(INPUT DATA begins)

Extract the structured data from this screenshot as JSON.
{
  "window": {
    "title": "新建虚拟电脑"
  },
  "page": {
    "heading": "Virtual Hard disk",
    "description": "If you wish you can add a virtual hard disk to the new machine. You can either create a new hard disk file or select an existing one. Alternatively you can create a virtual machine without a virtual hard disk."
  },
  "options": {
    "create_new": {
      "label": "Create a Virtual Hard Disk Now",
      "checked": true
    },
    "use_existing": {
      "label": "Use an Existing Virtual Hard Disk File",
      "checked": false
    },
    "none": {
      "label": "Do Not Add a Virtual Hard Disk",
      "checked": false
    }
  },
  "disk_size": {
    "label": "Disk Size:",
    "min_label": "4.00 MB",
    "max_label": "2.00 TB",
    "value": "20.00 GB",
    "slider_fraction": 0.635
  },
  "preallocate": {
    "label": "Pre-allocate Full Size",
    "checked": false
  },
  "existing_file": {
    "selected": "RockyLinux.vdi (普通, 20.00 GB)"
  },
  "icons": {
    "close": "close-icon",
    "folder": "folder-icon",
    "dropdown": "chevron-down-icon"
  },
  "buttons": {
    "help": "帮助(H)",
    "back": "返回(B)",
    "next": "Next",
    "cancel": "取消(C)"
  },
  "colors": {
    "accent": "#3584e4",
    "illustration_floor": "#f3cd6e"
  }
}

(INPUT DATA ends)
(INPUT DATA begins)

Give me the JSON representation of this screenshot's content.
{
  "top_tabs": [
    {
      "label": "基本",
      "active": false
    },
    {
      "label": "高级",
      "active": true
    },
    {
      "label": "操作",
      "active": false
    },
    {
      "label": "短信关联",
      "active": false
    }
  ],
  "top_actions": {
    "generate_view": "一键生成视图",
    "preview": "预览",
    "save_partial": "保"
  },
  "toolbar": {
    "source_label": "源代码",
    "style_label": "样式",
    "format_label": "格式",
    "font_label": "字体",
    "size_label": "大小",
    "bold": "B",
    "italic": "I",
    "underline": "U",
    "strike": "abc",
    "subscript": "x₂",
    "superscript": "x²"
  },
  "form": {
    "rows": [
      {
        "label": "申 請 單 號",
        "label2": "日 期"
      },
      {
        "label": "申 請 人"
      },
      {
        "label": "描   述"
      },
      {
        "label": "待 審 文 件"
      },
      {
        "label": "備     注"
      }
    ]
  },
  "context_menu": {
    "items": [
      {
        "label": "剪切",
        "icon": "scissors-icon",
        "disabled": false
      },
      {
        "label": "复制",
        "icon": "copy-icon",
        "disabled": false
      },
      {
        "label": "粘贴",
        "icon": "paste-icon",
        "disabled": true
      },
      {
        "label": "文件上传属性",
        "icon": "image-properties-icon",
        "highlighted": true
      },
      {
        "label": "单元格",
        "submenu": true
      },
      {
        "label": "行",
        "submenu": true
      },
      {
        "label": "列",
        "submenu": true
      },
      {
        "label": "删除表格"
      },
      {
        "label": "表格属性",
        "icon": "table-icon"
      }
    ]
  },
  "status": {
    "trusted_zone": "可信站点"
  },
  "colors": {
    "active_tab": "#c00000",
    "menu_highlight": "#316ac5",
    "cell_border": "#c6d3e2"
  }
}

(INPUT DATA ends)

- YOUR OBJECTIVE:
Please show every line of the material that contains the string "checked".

- RESPONSE:
      "checked": true
      "checked": false
      "checked": false
    "checked": false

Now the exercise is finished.